> **Problem description**:
What is needed is an exact retyping of each entry, pictures excluded.
Start of Listed records
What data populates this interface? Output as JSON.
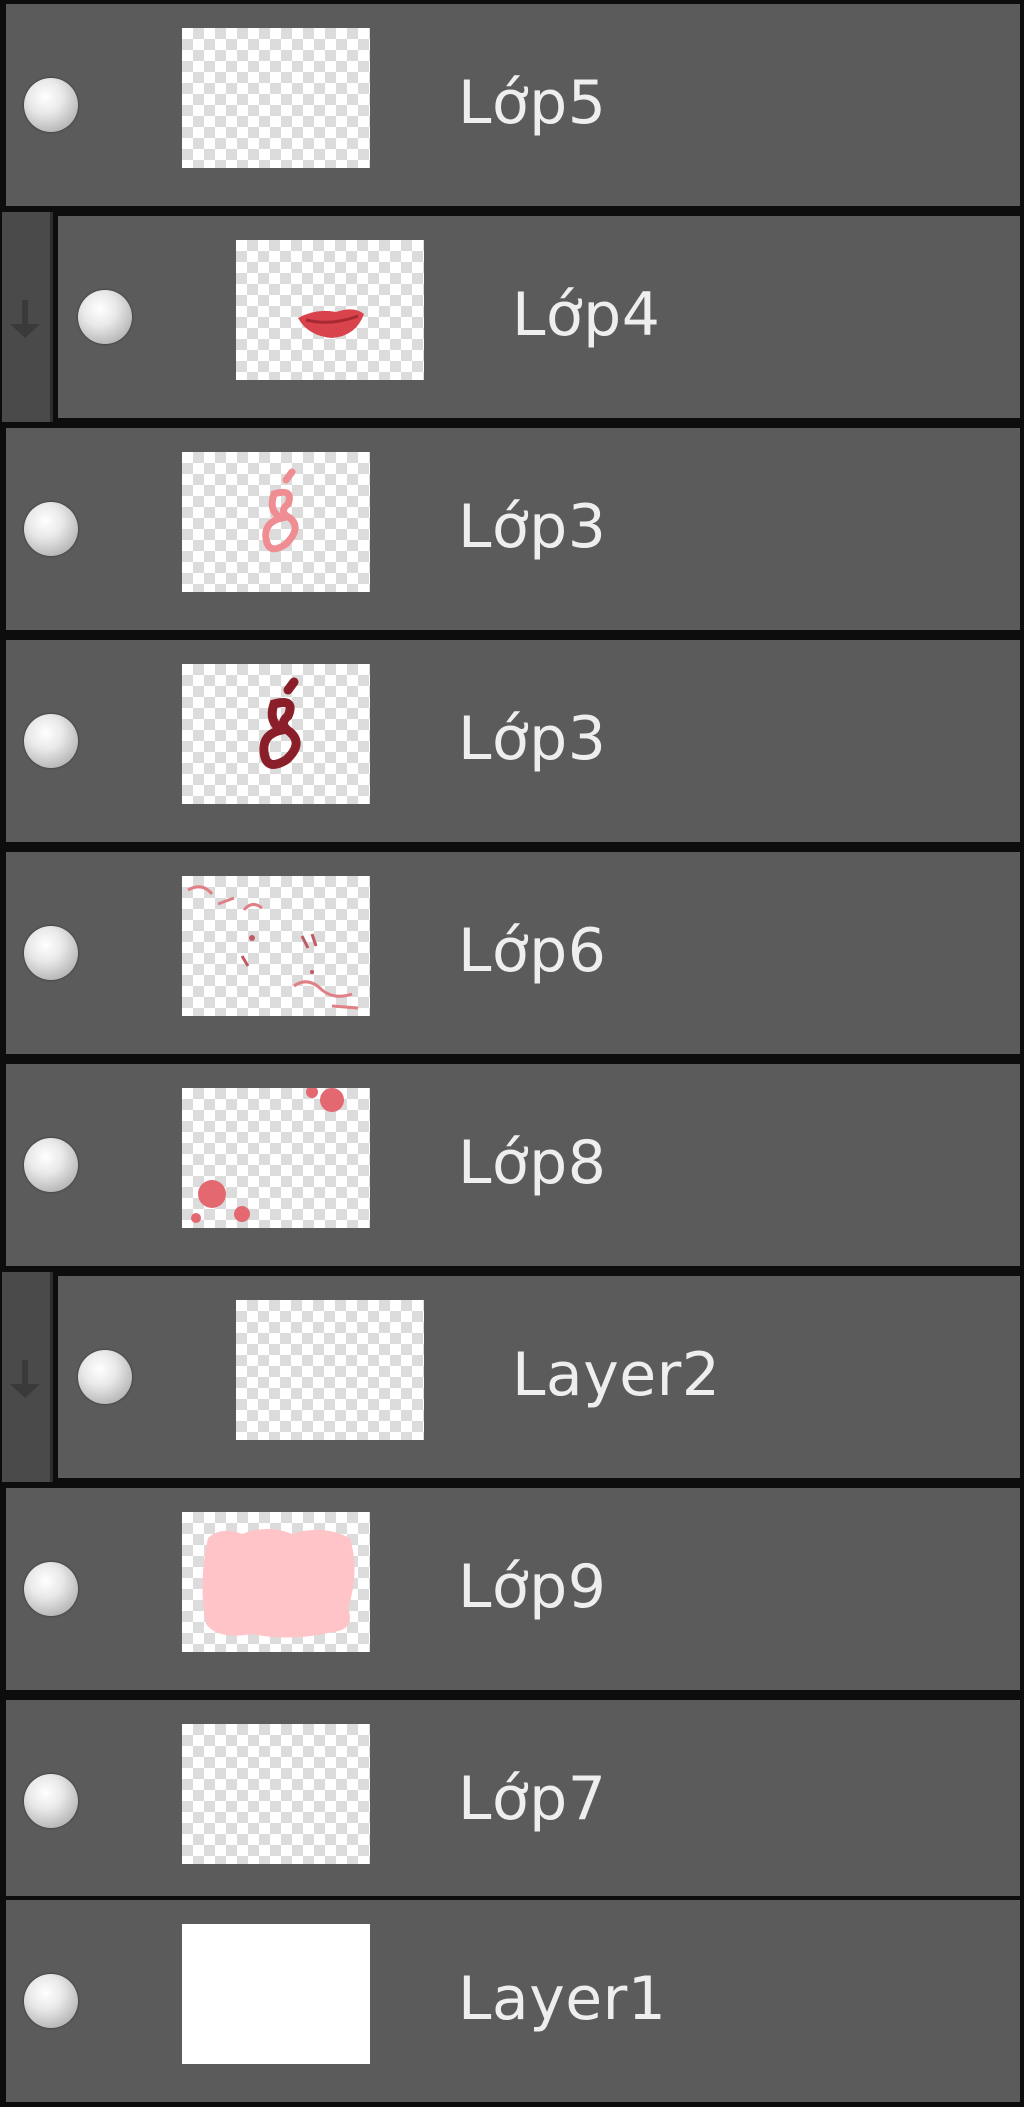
{
  "layers": [
    {
      "name": "Lớp5",
      "clipped": false,
      "thumb": "empty",
      "visibility_icon": "eye-dot-icon"
    },
    {
      "name": "Lớp4",
      "clipped": true,
      "thumb": "lips",
      "visibility_icon": "eye-dot-icon"
    },
    {
      "name": "Lớp3",
      "clipped": false,
      "thumb": "glyph-light",
      "visibility_icon": "eye-dot-icon"
    },
    {
      "name": "Lớp3",
      "clipped": false,
      "thumb": "glyph-dark",
      "visibility_icon": "eye-dot-icon"
    },
    {
      "name": "Lớp6",
      "clipped": false,
      "thumb": "sketch",
      "visibility_icon": "eye-dot-icon"
    },
    {
      "name": "Lớp8",
      "clipped": false,
      "thumb": "dots",
      "visibility_icon": "eye-dot-icon"
    },
    {
      "name": "Layer2",
      "clipped": true,
      "thumb": "empty",
      "visibility_icon": "eye-dot-icon"
    },
    {
      "name": "Lớp9",
      "clipped": false,
      "thumb": "pink-fill",
      "visibility_icon": "eye-dot-icon"
    },
    {
      "name": "Lớp7",
      "clipped": false,
      "thumb": "empty",
      "visibility_icon": "eye-dot-icon"
    },
    {
      "name": "Layer1",
      "clipped": false,
      "thumb": "white",
      "visibility_icon": "eye-dot-icon"
    }
  ],
  "colors": {
    "row_bg": "#5b5b5b",
    "divider": "#0d0d0d",
    "text": "#eeeeee",
    "accent_red": "#d9434b",
    "accent_dark_red": "#8a1f2a",
    "pink": "#ffc4c7"
  }
}
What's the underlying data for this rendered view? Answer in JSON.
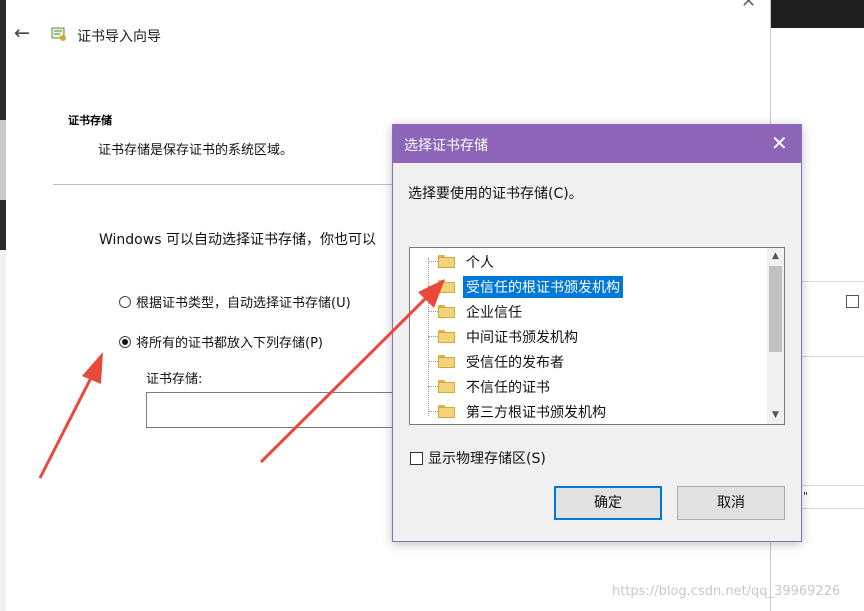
{
  "wizard": {
    "title": "证书导入向导",
    "section_heading": "证书存储",
    "section_desc": "证书存储是保存证书的系统区域。",
    "auto_text": "Windows 可以自动选择证书存储，你也可以",
    "radio_auto_label": "根据证书类型，自动选择证书存储(U)",
    "radio_manual_label": "将所有的证书都放入下列存储(P)",
    "radio_selected": "manual",
    "store_label": "证书存储:",
    "store_value": ""
  },
  "dialog": {
    "title": "选择证书存储",
    "prompt": "选择要使用的证书存储(C)。",
    "stores": [
      {
        "label": "个人",
        "selected": false
      },
      {
        "label": "受信任的根证书颁发机构",
        "selected": true
      },
      {
        "label": "企业信任",
        "selected": false
      },
      {
        "label": "中间证书颁发机构",
        "selected": false
      },
      {
        "label": "受信任的发布者",
        "selected": false
      },
      {
        "label": "不信任的证书",
        "selected": false
      },
      {
        "label": "第三方根证书颁发机构",
        "selected": false
      }
    ],
    "show_physical_label": "显示物理存储区(S)",
    "show_physical_checked": false,
    "ok_label": "确定",
    "cancel_label": "取消"
  },
  "background": {
    "fragment_text": "\""
  },
  "watermark": "https://blog.csdn.net/qq_39969226",
  "colors": {
    "dialog_title_bg": "#8e66b9",
    "selection": "#0078d7",
    "arrow": "#e8493a"
  }
}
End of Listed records
> **Written response**:
What data populates this interface? Output as JSON.
{
  "layers": [
    {
      "name": "Lớp5",
      "clipped": false,
      "thumb": "empty",
      "visibility_icon": "eye-dot-icon"
    },
    {
      "name": "Lớp4",
      "clipped": true,
      "thumb": "lips",
      "visibility_icon": "eye-dot-icon"
    },
    {
      "name": "Lớp3",
      "clipped": false,
      "thumb": "glyph-light",
      "visibility_icon": "eye-dot-icon"
    },
    {
      "name": "Lớp3",
      "clipped": false,
      "thumb": "glyph-dark",
      "visibility_icon": "eye-dot-icon"
    },
    {
      "name": "Lớp6",
      "clipped": false,
      "thumb": "sketch",
      "visibility_icon": "eye-dot-icon"
    },
    {
      "name": "Lớp8",
      "clipped": false,
      "thumb": "dots",
      "visibility_icon": "eye-dot-icon"
    },
    {
      "name": "Layer2",
      "clipped": true,
      "thumb": "empty",
      "visibility_icon": "eye-dot-icon"
    },
    {
      "name": "Lớp9",
      "clipped": false,
      "thumb": "pink-fill",
      "visibility_icon": "eye-dot-icon"
    },
    {
      "name": "Lớp7",
      "clipped": false,
      "thumb": "empty",
      "visibility_icon": "eye-dot-icon"
    },
    {
      "name": "Layer1",
      "clipped": false,
      "thumb": "white",
      "visibility_icon": "eye-dot-icon"
    }
  ],
  "colors": {
    "row_bg": "#5b5b5b",
    "divider": "#0d0d0d",
    "text": "#eeeeee",
    "accent_red": "#d9434b",
    "accent_dark_red": "#8a1f2a",
    "pink": "#ffc4c7"
  }
}
What's the underlying data for this rendered view? Answer in JSON.
{
  "wizard": {
    "title": "证书导入向导",
    "section_heading": "证书存储",
    "section_desc": "证书存储是保存证书的系统区域。",
    "auto_text": "Windows 可以自动选择证书存储，你也可以",
    "radio_auto_label": "根据证书类型，自动选择证书存储(U)",
    "radio_manual_label": "将所有的证书都放入下列存储(P)",
    "radio_selected": "manual",
    "store_label": "证书存储:",
    "store_value": ""
  },
  "dialog": {
    "title": "选择证书存储",
    "prompt": "选择要使用的证书存储(C)。",
    "stores": [
      {
        "label": "个人",
        "selected": false
      },
      {
        "label": "受信任的根证书颁发机构",
        "selected": true
      },
      {
        "label": "企业信任",
        "selected": false
      },
      {
        "label": "中间证书颁发机构",
        "selected": false
      },
      {
        "label": "受信任的发布者",
        "selected": false
      },
      {
        "label": "不信任的证书",
        "selected": false
      },
      {
        "label": "第三方根证书颁发机构",
        "selected": false
      }
    ],
    "show_physical_label": "显示物理存储区(S)",
    "show_physical_checked": false,
    "ok_label": "确定",
    "cancel_label": "取消"
  },
  "background": {
    "fragment_text": "\""
  },
  "watermark": "https://blog.csdn.net/qq_39969226",
  "colors": {
    "dialog_title_bg": "#8e66b9",
    "selection": "#0078d7",
    "arrow": "#e8493a"
  }
}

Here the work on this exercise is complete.